Task item: Look through the material for lines with the word "arrow", and copy each one.

((

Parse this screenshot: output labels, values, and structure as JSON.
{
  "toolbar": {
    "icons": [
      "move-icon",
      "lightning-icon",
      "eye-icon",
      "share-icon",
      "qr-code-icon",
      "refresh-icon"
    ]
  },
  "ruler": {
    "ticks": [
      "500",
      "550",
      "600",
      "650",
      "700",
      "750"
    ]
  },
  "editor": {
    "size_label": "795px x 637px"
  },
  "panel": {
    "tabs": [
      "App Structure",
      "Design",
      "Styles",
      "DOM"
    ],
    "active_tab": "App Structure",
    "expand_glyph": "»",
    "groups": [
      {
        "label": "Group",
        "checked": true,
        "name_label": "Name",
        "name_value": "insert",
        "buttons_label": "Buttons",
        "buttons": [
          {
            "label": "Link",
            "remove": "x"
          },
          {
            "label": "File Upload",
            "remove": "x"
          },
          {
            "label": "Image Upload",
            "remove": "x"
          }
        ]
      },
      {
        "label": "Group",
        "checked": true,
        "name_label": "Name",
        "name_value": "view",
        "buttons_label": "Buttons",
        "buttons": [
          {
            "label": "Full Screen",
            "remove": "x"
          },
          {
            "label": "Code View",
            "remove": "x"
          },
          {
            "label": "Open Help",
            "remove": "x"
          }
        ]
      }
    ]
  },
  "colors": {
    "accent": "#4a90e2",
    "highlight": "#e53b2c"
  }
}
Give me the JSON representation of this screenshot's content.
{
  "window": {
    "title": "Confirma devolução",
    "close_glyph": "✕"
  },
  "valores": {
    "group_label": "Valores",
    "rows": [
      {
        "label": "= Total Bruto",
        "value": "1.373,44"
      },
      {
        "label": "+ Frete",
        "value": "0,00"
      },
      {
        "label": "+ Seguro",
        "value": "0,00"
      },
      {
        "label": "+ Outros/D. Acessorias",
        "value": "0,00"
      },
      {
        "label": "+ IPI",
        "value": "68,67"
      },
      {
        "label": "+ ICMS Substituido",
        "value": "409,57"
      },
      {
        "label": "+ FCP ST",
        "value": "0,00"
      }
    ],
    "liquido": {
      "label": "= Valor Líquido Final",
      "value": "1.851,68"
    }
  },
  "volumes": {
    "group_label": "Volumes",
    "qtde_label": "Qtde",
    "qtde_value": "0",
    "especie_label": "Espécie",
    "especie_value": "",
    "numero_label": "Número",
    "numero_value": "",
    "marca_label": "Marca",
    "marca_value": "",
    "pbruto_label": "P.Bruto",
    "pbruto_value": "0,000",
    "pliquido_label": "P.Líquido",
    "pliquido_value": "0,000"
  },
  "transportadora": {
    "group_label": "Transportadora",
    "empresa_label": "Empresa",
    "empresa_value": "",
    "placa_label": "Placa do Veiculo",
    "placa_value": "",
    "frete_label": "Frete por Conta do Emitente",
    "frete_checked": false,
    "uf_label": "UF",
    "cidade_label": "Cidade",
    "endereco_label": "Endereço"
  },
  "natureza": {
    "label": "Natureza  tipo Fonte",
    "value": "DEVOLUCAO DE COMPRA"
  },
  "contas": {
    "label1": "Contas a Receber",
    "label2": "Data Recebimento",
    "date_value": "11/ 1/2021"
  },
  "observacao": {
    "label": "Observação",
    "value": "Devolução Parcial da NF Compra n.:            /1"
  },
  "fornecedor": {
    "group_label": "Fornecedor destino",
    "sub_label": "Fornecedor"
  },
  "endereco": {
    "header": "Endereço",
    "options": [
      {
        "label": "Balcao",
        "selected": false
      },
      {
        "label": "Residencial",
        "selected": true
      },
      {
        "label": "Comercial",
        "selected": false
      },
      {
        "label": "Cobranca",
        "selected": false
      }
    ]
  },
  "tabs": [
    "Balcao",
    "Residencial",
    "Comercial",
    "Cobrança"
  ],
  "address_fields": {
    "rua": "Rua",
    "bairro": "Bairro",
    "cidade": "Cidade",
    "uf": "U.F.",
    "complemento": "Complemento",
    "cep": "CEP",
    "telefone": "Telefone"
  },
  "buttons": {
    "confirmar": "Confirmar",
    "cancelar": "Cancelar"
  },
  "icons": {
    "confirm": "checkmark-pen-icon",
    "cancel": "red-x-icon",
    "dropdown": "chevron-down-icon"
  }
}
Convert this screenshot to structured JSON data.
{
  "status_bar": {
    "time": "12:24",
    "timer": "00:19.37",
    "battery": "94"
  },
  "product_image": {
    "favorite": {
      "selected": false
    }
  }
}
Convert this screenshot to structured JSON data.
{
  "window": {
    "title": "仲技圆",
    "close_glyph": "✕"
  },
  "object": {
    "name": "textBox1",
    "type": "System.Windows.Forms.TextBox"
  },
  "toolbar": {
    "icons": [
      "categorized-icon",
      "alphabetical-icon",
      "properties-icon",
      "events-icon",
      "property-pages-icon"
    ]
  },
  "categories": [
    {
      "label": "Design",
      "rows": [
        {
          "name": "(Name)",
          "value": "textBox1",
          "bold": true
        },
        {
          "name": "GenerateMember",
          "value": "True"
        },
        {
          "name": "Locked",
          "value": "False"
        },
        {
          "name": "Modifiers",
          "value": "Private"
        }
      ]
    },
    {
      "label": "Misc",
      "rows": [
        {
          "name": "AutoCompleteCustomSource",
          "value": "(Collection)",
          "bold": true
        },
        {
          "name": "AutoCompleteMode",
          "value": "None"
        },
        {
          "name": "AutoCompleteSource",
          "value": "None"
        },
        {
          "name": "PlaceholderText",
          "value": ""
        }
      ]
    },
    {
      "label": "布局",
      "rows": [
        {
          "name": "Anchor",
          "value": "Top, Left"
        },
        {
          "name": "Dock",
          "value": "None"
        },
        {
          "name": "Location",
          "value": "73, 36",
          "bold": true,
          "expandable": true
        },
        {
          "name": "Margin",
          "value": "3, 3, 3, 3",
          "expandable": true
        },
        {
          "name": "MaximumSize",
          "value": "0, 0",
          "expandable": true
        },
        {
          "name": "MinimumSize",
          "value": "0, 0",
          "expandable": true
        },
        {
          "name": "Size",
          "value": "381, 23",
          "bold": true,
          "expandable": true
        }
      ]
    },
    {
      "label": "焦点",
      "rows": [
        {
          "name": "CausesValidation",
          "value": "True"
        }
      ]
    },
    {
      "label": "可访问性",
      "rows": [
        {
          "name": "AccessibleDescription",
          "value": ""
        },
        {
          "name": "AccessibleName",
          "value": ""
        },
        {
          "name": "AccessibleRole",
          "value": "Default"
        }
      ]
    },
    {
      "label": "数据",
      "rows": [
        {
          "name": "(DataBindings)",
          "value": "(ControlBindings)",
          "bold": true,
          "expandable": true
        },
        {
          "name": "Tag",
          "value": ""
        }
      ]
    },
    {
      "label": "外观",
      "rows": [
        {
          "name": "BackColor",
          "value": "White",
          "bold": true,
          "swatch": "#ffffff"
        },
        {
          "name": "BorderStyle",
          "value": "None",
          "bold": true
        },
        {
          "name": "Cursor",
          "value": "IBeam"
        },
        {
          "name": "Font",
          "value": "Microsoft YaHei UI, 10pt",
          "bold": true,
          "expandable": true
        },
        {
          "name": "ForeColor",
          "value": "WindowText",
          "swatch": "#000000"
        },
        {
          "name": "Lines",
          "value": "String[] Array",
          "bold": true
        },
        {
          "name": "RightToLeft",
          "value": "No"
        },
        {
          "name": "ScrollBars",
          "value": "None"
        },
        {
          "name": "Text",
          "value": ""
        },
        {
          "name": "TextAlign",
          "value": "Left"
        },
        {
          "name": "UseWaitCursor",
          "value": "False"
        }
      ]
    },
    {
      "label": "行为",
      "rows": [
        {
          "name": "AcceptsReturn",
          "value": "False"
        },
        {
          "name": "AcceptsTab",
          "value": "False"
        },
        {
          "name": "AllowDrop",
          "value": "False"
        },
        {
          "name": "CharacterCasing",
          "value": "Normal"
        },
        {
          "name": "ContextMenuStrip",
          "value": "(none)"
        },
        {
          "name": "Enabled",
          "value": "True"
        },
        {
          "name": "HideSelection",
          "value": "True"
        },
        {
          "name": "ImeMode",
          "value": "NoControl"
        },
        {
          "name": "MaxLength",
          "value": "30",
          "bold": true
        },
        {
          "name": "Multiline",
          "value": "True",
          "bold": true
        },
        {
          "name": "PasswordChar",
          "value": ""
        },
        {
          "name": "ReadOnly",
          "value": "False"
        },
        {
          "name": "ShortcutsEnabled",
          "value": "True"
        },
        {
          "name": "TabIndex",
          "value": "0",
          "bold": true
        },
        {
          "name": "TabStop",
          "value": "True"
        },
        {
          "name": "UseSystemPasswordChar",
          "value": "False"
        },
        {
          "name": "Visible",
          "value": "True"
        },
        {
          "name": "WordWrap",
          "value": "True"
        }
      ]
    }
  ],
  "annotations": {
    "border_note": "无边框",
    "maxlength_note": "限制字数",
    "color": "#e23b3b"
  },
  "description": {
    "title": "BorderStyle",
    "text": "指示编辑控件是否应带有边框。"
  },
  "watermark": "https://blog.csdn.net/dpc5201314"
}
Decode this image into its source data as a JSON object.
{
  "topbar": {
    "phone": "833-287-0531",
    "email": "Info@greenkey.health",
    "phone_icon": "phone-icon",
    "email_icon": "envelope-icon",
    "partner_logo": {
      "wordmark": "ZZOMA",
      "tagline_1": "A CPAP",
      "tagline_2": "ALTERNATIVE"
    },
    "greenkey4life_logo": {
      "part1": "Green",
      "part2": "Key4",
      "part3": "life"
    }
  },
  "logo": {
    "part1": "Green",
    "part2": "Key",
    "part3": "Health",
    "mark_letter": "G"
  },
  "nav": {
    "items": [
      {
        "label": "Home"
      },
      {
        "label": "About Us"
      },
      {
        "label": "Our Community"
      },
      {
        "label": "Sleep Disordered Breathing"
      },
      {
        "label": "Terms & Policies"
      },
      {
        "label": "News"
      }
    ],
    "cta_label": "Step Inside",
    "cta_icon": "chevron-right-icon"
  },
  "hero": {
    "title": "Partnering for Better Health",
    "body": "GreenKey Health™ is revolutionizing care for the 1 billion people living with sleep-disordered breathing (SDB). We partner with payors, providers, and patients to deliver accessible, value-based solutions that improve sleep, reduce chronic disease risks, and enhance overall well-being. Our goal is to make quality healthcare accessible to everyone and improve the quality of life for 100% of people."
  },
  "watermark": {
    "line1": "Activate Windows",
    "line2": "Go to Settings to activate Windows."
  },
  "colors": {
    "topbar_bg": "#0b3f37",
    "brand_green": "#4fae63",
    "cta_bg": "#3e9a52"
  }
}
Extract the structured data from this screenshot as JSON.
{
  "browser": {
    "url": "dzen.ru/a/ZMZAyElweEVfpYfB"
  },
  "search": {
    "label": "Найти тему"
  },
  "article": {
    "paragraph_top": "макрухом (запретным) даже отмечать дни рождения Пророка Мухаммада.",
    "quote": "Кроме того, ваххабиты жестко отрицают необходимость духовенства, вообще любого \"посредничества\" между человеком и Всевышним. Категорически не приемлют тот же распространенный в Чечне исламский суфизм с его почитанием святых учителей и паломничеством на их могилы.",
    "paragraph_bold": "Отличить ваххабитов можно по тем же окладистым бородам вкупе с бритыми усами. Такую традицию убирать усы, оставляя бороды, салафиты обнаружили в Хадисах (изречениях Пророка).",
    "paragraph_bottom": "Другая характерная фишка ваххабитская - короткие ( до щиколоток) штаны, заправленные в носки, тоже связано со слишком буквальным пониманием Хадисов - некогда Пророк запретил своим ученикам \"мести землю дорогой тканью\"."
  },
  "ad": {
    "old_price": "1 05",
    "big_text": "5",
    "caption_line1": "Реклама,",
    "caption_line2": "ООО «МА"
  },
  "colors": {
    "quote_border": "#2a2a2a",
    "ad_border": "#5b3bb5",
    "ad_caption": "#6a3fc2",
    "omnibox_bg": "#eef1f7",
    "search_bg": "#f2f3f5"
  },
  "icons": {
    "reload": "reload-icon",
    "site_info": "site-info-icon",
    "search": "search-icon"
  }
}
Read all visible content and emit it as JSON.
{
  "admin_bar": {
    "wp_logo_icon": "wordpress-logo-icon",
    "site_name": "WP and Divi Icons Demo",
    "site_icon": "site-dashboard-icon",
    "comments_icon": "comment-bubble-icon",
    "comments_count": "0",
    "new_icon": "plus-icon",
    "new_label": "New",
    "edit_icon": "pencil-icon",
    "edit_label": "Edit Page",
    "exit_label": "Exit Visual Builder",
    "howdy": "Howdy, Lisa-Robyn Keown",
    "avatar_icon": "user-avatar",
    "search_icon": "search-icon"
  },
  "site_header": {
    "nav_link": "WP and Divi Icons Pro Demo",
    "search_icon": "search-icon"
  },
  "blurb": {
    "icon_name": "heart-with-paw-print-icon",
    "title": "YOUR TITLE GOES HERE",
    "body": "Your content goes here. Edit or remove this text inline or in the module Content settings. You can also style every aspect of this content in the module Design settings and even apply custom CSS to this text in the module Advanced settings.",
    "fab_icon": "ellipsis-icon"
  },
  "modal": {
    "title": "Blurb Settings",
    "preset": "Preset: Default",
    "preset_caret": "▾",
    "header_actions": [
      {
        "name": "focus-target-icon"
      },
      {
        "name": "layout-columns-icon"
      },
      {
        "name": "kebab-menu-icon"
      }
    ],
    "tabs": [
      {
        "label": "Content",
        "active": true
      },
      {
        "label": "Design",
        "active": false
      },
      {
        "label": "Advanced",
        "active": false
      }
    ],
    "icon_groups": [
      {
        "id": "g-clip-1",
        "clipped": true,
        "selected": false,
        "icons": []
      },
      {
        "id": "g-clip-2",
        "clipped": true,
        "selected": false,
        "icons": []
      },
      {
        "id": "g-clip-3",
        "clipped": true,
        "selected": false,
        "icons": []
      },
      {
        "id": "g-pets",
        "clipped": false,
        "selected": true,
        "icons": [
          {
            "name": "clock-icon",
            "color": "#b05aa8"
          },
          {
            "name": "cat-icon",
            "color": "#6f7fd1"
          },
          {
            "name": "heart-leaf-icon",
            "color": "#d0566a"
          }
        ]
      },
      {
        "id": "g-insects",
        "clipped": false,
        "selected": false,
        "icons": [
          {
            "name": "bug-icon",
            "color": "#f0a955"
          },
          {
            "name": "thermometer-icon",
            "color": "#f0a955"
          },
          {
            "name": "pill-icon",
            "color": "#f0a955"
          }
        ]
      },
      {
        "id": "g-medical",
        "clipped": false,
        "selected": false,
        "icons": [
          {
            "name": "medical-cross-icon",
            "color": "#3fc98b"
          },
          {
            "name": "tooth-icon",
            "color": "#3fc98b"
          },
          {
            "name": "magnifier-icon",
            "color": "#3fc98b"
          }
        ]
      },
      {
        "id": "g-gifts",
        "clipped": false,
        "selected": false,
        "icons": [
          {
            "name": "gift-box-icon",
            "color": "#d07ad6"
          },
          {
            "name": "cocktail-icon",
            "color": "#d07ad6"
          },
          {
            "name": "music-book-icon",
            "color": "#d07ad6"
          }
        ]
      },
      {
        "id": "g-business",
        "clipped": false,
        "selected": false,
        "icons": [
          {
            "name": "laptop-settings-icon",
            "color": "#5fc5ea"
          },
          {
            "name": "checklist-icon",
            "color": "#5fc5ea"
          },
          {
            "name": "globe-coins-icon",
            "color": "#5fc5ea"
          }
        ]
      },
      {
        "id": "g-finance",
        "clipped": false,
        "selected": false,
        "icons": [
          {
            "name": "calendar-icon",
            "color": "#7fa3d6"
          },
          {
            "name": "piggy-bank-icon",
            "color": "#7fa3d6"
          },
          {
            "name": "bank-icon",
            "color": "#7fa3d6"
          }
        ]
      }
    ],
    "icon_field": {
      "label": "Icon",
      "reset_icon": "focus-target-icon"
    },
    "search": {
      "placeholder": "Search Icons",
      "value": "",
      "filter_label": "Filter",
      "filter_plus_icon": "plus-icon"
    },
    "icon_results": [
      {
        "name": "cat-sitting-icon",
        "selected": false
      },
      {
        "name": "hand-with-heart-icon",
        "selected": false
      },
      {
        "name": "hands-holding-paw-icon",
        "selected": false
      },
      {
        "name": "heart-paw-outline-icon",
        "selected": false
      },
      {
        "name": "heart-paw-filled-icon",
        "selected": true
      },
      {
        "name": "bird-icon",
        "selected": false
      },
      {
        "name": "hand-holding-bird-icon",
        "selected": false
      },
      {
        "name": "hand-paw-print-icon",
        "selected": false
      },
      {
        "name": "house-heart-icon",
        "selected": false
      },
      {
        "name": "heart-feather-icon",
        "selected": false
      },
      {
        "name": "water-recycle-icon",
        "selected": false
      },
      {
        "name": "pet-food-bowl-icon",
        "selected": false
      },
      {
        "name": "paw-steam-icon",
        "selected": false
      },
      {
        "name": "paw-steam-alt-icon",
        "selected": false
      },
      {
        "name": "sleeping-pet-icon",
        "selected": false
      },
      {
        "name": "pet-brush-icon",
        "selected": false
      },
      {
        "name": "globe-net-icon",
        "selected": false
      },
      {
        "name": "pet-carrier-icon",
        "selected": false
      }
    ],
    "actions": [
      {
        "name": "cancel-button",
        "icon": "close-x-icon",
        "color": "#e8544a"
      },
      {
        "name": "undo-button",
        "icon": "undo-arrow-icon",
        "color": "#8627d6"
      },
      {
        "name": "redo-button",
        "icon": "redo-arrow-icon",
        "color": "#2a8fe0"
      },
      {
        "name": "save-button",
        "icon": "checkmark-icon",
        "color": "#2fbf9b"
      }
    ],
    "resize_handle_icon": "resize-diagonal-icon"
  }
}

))

Response area:
        "icon": "undo-arrow-icon",
        "icon": "redo-arrow-icon",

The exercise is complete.